• WHAT IS BEING ASKED: Among the records below, find each line bearing the word "PrimaryIndexSize" and copy it.

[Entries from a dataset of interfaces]

[Start of Attachment]

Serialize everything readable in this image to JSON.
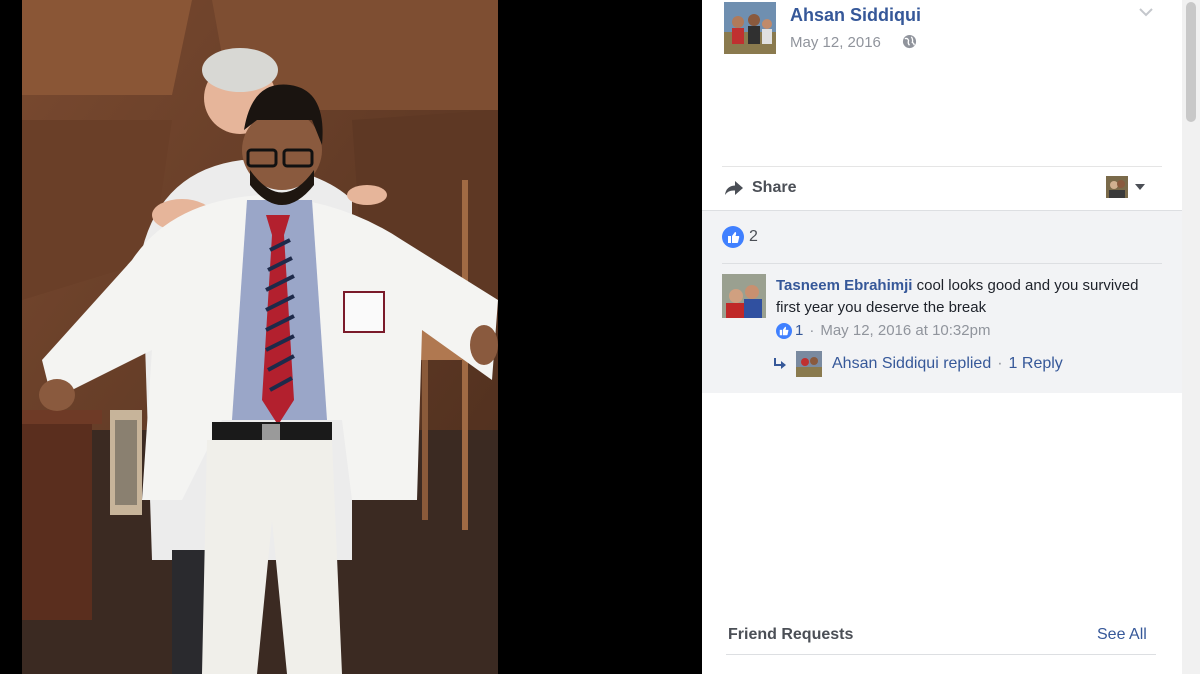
{
  "post": {
    "author_name": "Ahsan Siddiqui",
    "date": "May 12, 2016",
    "privacy_icon": "globe-icon",
    "menu_icon": "chevron-down-icon"
  },
  "actions": {
    "share_label": "Share",
    "share_icon": "share-arrow-icon"
  },
  "reactions": {
    "like_count": "2"
  },
  "comment": {
    "author": "Tasneem Ebrahimji",
    "text": "cool looks good and you survived first year you deserve the break",
    "like_count": "1",
    "separator": "·",
    "timestamp": "May 12, 2016 at 10:32pm",
    "reply_author_text": "Ahsan Siddiqui replied",
    "reply_separator": "·",
    "reply_count_text": "1 Reply"
  },
  "sidebar": {
    "friend_requests_label": "Friend Requests",
    "see_all_label": "See All"
  },
  "colors": {
    "link_blue": "#365899",
    "like_blue": "#4080ff",
    "meta_gray": "#90949c",
    "panel_gray": "#f2f3f5"
  }
}
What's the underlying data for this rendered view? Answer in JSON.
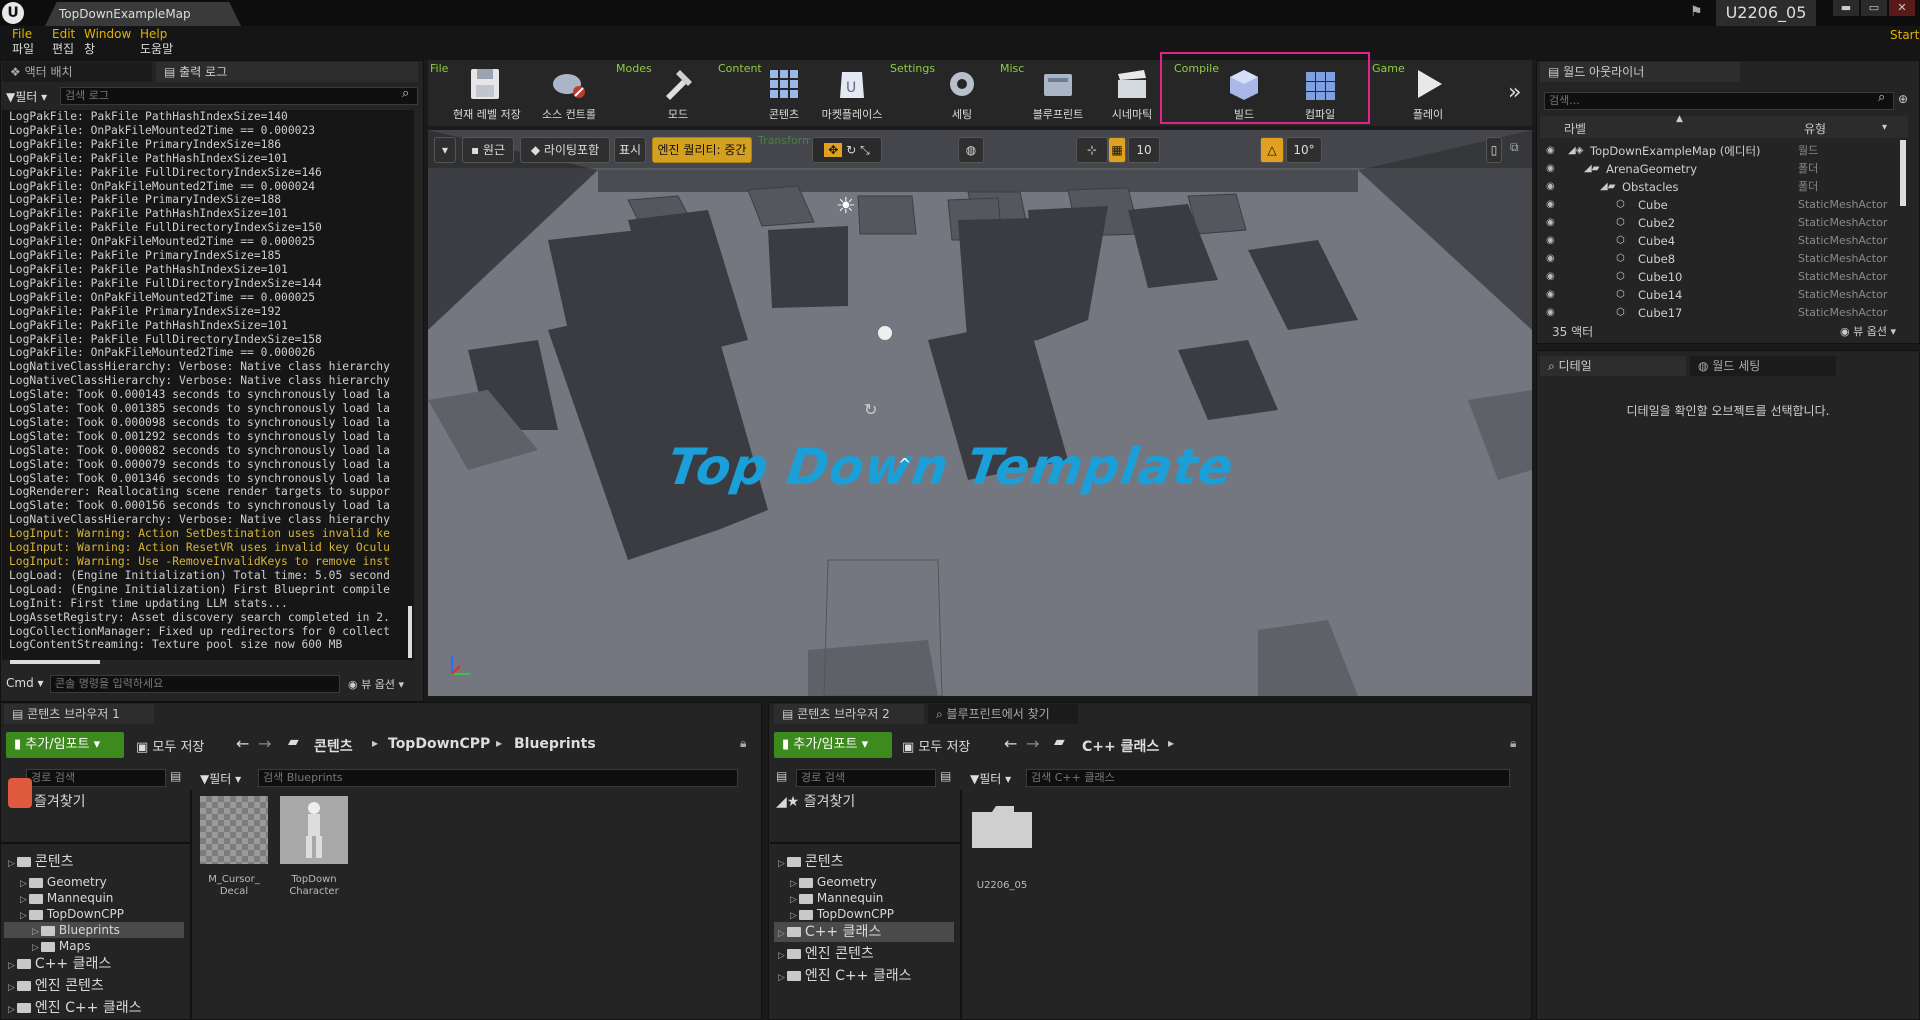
{
  "window": {
    "doc_tab": "TopDownExampleMap",
    "project_name": "U2206_05",
    "controls": {
      "minimize": "▬",
      "maximize": "▭",
      "close": "✕"
    }
  },
  "menu": [
    {
      "en": "File",
      "ko": "파일"
    },
    {
      "en": "Edit",
      "ko": "편집"
    },
    {
      "en": "Window",
      "ko": "창"
    },
    {
      "en": "Help",
      "ko": "도움말"
    }
  ],
  "start_label": "Start",
  "left_panel": {
    "tab_actors": "액터 배치",
    "tab_output": "출력 로그",
    "filter_label": "필터",
    "search_placeholder": "검색 로그",
    "log_lines": [
      {
        "text": "LogPakFile: PakFile PathHashIndexSize=140",
        "warn": false
      },
      {
        "text": "LogPakFile: OnPakFileMounted2Time == 0.000023",
        "warn": false
      },
      {
        "text": "LogPakFile: PakFile PrimaryIndexSize=186",
        "warn": false
      },
      {
        "text": "LogPakFile: PakFile PathHashIndexSize=101",
        "warn": false
      },
      {
        "text": "LogPakFile: PakFile FullDirectoryIndexSize=146",
        "warn": false
      },
      {
        "text": "LogPakFile: OnPakFileMounted2Time == 0.000024",
        "warn": false
      },
      {
        "text": "LogPakFile: PakFile PrimaryIndexSize=188",
        "warn": false
      },
      {
        "text": "LogPakFile: PakFile PathHashIndexSize=101",
        "warn": false
      },
      {
        "text": "LogPakFile: PakFile FullDirectoryIndexSize=150",
        "warn": false
      },
      {
        "text": "LogPakFile: OnPakFileMounted2Time == 0.000025",
        "warn": false
      },
      {
        "text": "LogPakFile: PakFile PrimaryIndexSize=185",
        "warn": false
      },
      {
        "text": "LogPakFile: PakFile PathHashIndexSize=101",
        "warn": false
      },
      {
        "text": "LogPakFile: PakFile FullDirectoryIndexSize=144",
        "warn": false
      },
      {
        "text": "LogPakFile: OnPakFileMounted2Time == 0.000025",
        "warn": false
      },
      {
        "text": "LogPakFile: PakFile PrimaryIndexSize=192",
        "warn": false
      },
      {
        "text": "LogPakFile: PakFile PathHashIndexSize=101",
        "warn": false
      },
      {
        "text": "LogPakFile: PakFile FullDirectoryIndexSize=158",
        "warn": false
      },
      {
        "text": "LogPakFile: OnPakFileMounted2Time == 0.000026",
        "warn": false
      },
      {
        "text": "LogNativeClassHierarchy: Verbose: Native class hierarchy",
        "warn": false
      },
      {
        "text": "LogNativeClassHierarchy: Verbose: Native class hierarchy",
        "warn": false
      },
      {
        "text": "LogSlate: Took 0.000143 seconds to synchronously load la",
        "warn": false
      },
      {
        "text": "LogSlate: Took 0.001385 seconds to synchronously load la",
        "warn": false
      },
      {
        "text": "LogSlate: Took 0.000098 seconds to synchronously load la",
        "warn": false
      },
      {
        "text": "LogSlate: Took 0.001292 seconds to synchronously load la",
        "warn": false
      },
      {
        "text": "LogSlate: Took 0.000082 seconds to synchronously load la",
        "warn": false
      },
      {
        "text": "LogSlate: Took 0.000079 seconds to synchronously load la",
        "warn": false
      },
      {
        "text": "LogSlate: Took 0.001346 seconds to synchronously load la",
        "warn": false
      },
      {
        "text": "LogRenderer: Reallocating scene render targets to suppor",
        "warn": false
      },
      {
        "text": "LogSlate: Took 0.000156 seconds to synchronously load la",
        "warn": false
      },
      {
        "text": "LogNativeClassHierarchy: Verbose: Native class hierarchy",
        "warn": false
      },
      {
        "text": "LogInput: Warning: Action SetDestination uses invalid ke",
        "warn": true
      },
      {
        "text": "LogInput: Warning: Action ResetVR uses invalid key Oculu",
        "warn": true
      },
      {
        "text": "LogInput: Warning: Use -RemoveInvalidKeys to remove inst",
        "warn": true
      },
      {
        "text": "LogLoad: (Engine Initialization) Total time: 5.05 second",
        "warn": false
      },
      {
        "text": "LogLoad: (Engine Initialization) First Blueprint compile",
        "warn": false
      },
      {
        "text": "LogInit: First time updating LLM stats...",
        "warn": false
      },
      {
        "text": "LogAssetRegistry: Asset discovery search completed in 2.",
        "warn": false
      },
      {
        "text": "LogCollectionManager: Fixed up redirectors for 0 collect",
        "warn": false
      },
      {
        "text": "LogContentStreaming: Texture pool size now 600 MB",
        "warn": false
      }
    ],
    "cmd_label": "Cmd",
    "cmd_placeholder": "콘솔 명령을 입력하세요",
    "view_options": "뷰 옵션"
  },
  "toolbar": {
    "sections": [
      "File",
      "Modes",
      "Content",
      "Settings",
      "Misc",
      "Compile",
      "Game"
    ],
    "buttons": [
      {
        "label": "현재 레벨 저장",
        "icon": "save-icon"
      },
      {
        "label": "소스 컨트롤",
        "icon": "source-control-icon"
      },
      {
        "label": "모드",
        "icon": "modes-icon"
      },
      {
        "label": "콘텐츠",
        "icon": "content-icon"
      },
      {
        "label": "마켓플레이스",
        "icon": "marketplace-icon"
      },
      {
        "label": "세팅",
        "icon": "settings-icon"
      },
      {
        "label": "블루프린트",
        "icon": "blueprint-icon"
      },
      {
        "label": "시네마틱",
        "icon": "cinematic-icon"
      },
      {
        "label": "빌드",
        "icon": "build-icon"
      },
      {
        "label": "컴파일",
        "icon": "compile-icon"
      },
      {
        "label": "플레이",
        "icon": "play-icon"
      }
    ],
    "more": "»"
  },
  "viewport": {
    "perspective": "원근",
    "lighting": "라이팅포함",
    "show": "표시",
    "quality": "엔진 퀄리티: 중간",
    "hint_text": "Transform  LocalToWorld  LocationGridSnap  RotationGridSnap  Layer  2DSnap  ScaleGridSnap",
    "grid_value": "10",
    "angle_value": "10°",
    "template_text": "Top Down Template",
    "axis_labels": {
      "z": "z",
      "x": "x",
      "y": "y"
    }
  },
  "outliner": {
    "tab": "월드 아웃라이너",
    "search_placeholder": "검색...",
    "col_label": "라벨",
    "col_type": "유형",
    "rows": [
      {
        "name": "TopDownExampleMap (에디터)",
        "type": "월드",
        "indent": 0
      },
      {
        "name": "ArenaGeometry",
        "type": "폴더",
        "indent": 1
      },
      {
        "name": "Obstacles",
        "type": "폴더",
        "indent": 2
      },
      {
        "name": "Cube",
        "type": "StaticMeshActor",
        "indent": 3
      },
      {
        "name": "Cube2",
        "type": "StaticMeshActor",
        "indent": 3
      },
      {
        "name": "Cube4",
        "type": "StaticMeshActor",
        "indent": 3
      },
      {
        "name": "Cube8",
        "type": "StaticMeshActor",
        "indent": 3
      },
      {
        "name": "Cube10",
        "type": "StaticMeshActor",
        "indent": 3
      },
      {
        "name": "Cube14",
        "type": "StaticMeshActor",
        "indent": 3
      },
      {
        "name": "Cube17",
        "type": "StaticMeshActor",
        "indent": 3
      }
    ],
    "actor_count": "35 액터",
    "view_options": "뷰 옵션"
  },
  "details": {
    "tab_details": "디테일",
    "tab_world": "월드 세팅",
    "empty_message": "디테일을 확인할 오브젝트를 선택합니다."
  },
  "content_browser_1": {
    "tab": "콘텐츠 브라우저 1",
    "add_import": "추가/임포트",
    "save_all": "모두 저장",
    "breadcrumb": [
      "콘텐츠",
      "TopDownCPP",
      "Blueprints"
    ],
    "path_search_placeholder": "경로 검색",
    "filter_label": "필터",
    "asset_search_placeholder": "검색 Blueprints",
    "favorites": "즐겨찾기",
    "tree": [
      {
        "label": "콘텐츠",
        "big": true,
        "indent": 0,
        "selected": false
      },
      {
        "label": "Geometry",
        "big": false,
        "indent": 1,
        "selected": false
      },
      {
        "label": "Mannequin",
        "big": false,
        "indent": 1,
        "selected": false
      },
      {
        "label": "TopDownCPP",
        "big": false,
        "indent": 1,
        "selected": false
      },
      {
        "label": "Blueprints",
        "big": false,
        "indent": 2,
        "selected": true
      },
      {
        "label": "Maps",
        "big": false,
        "indent": 2,
        "selected": false
      },
      {
        "label": "C++ 클래스",
        "big": true,
        "indent": 0,
        "selected": false
      },
      {
        "label": "엔진 콘텐츠",
        "big": true,
        "indent": 0,
        "selected": false
      },
      {
        "label": "엔진 C++ 클래스",
        "big": true,
        "indent": 0,
        "selected": false
      }
    ],
    "assets": [
      {
        "name": "M_Cursor_\nDecal"
      },
      {
        "name": "TopDown\nCharacter"
      }
    ]
  },
  "content_browser_2": {
    "tab": "콘텐츠 브라우저 2",
    "tab_blueprint_search": "블루프린트에서 찾기",
    "add_import": "추가/임포트",
    "save_all": "모두 저장",
    "breadcrumb": [
      "C++ 클래스"
    ],
    "path_search_placeholder": "경로 검색",
    "filter_label": "필터",
    "asset_search_placeholder": "검색 C++ 클래스",
    "favorites": "즐겨찾기",
    "tree": [
      {
        "label": "콘텐츠",
        "big": true,
        "indent": 0,
        "selected": false
      },
      {
        "label": "Geometry",
        "big": false,
        "indent": 1,
        "selected": false
      },
      {
        "label": "Mannequin",
        "big": false,
        "indent": 1,
        "selected": false
      },
      {
        "label": "TopDownCPP",
        "big": false,
        "indent": 1,
        "selected": false
      },
      {
        "label": "C++ 클래스",
        "big": true,
        "indent": 0,
        "selected": true
      },
      {
        "label": "엔진 콘텐츠",
        "big": true,
        "indent": 0,
        "selected": false
      },
      {
        "label": "엔진 C++ 클래스",
        "big": true,
        "indent": 0,
        "selected": false
      }
    ],
    "assets": [
      {
        "name": "U2206_05"
      }
    ]
  },
  "colors": {
    "accent_green": "#3d8a1e",
    "section_label": "#8fcf3f",
    "highlight_box": "#e0248c",
    "warning_log": "#d8b43a",
    "template_text": "#1a9fd8"
  }
}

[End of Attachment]

• TASK ANSWER:
        "text": "LogPakFile: PakFile PrimaryIndexSize=186",
        "text": "LogPakFile: PakFile PrimaryIndexSize=188",
        "text": "LogPakFile: PakFile PrimaryIndexSize=185",
        "text": "LogPakFile: PakFile PrimaryIndexSize=192",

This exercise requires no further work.